Now here’s an interesting concept. Assuming part of why you frequent TheOneRing.net is interest in the LOTR/Hobbit movies, would you have paid to see them on opening night – at home? Some of you may already be aware of the proposed ‘Screening Room’ offering from this article at deadline.com in March. More recently, deadline reports that Sir Peter Jackson has enthusiastically jumped on the bandwagon in support of Screening Room, joining a number of other directors, including Steven Spielberg and JJ Abrams.
Conceptually, Screening Room would be available to consumers who purchase a customized set-top box for $150, then pay $50 per first run movie for a pre-determined viewing period, of say, 48 hours. Considering the hefty price of movie tickets these days, particularly for a family of more than two, $50 a pop could be a pretty attractive and, ultimately economical, alternative.
From the deadline article: “ Jackson is so convinced that Screening Room will help exhibitors and studios rake in a windfall that could exceed $10 billion — by engaging 25- to 39-year-old customers who’ve almost completely bypassed cinemas — that he is the first major filmmaker to go public with a detailed rationale, with the blessing of the Screening Room brain trust that put several years into the anti-piracy technology and other R&D in the prototype set-top boxes.”
According to polls cited in the article, cinemas wouldn’t suffer because the target audience of 25- to 30-year old consumers doesn’t currently frequent cinemas, and people of all ages who do indicated that they wouldn’t reduce their movie-going frequency because they like the ‘big screen’ experience.
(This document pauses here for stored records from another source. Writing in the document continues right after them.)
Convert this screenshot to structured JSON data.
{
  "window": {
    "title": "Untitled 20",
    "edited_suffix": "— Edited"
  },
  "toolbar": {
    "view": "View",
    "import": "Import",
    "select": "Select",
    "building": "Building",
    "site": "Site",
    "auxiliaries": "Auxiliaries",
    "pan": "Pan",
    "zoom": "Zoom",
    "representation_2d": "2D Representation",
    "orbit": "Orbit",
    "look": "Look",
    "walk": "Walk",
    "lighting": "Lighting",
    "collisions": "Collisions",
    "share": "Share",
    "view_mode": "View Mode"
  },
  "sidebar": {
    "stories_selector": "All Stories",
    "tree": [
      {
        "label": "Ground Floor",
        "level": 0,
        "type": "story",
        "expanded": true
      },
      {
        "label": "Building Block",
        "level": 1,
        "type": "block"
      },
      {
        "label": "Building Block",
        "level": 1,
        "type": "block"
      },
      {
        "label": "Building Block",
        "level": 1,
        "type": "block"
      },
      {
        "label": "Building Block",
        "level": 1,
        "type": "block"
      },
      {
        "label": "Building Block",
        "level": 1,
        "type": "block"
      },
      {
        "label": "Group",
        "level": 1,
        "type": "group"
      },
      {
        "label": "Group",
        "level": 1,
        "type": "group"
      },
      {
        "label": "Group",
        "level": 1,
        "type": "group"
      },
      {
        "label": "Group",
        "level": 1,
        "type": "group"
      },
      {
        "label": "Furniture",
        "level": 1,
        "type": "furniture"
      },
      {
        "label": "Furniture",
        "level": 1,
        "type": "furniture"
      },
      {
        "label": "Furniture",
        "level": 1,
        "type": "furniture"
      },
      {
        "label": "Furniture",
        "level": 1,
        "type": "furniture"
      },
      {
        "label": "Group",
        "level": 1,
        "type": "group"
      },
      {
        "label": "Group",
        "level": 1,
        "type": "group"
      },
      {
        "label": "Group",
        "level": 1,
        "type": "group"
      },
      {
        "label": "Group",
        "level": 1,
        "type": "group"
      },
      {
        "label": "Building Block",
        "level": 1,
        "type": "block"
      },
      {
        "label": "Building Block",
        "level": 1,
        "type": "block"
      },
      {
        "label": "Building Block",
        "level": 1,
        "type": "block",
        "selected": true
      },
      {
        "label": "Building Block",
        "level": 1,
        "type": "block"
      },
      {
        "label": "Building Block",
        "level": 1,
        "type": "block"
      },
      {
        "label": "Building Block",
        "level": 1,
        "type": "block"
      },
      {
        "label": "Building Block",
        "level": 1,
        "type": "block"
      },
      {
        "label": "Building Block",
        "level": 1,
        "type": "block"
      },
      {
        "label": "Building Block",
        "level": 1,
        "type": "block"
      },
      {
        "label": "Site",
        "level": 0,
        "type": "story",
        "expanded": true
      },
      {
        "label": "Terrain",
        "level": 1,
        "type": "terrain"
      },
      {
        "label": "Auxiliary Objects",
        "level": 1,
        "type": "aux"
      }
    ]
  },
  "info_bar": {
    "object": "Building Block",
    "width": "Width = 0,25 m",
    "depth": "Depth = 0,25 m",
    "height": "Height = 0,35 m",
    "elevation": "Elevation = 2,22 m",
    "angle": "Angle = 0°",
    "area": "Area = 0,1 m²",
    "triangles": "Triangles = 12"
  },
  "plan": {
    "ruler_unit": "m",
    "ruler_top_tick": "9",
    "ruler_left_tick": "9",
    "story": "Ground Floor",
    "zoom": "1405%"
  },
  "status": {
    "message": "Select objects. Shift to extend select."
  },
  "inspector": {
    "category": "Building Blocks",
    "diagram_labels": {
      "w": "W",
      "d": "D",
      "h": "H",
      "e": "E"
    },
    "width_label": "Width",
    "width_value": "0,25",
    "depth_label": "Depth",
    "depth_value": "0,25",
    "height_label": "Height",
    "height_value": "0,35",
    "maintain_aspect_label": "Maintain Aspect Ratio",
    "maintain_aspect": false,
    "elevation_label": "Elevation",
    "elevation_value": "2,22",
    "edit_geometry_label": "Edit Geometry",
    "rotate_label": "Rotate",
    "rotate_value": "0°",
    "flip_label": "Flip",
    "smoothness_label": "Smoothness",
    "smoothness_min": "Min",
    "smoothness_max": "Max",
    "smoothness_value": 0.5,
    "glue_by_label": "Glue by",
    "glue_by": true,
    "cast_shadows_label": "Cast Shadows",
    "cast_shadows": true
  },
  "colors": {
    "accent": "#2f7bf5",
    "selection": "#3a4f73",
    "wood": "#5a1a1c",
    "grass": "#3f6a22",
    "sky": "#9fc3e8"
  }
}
Of course, some streaming services already offer ‘new release’ movies, but there is the obligatory waiting period of several weeks, or longer. This would be the ‘real deal,’ opening night experience. What say you? Is it time to start juggling the budget to possibly subscribe to such a service? Or, are you a die-hard, big-screen, digital sound, popcorn and drink-of-your-choice fan? Read the full, very extensive and informative deadline article here.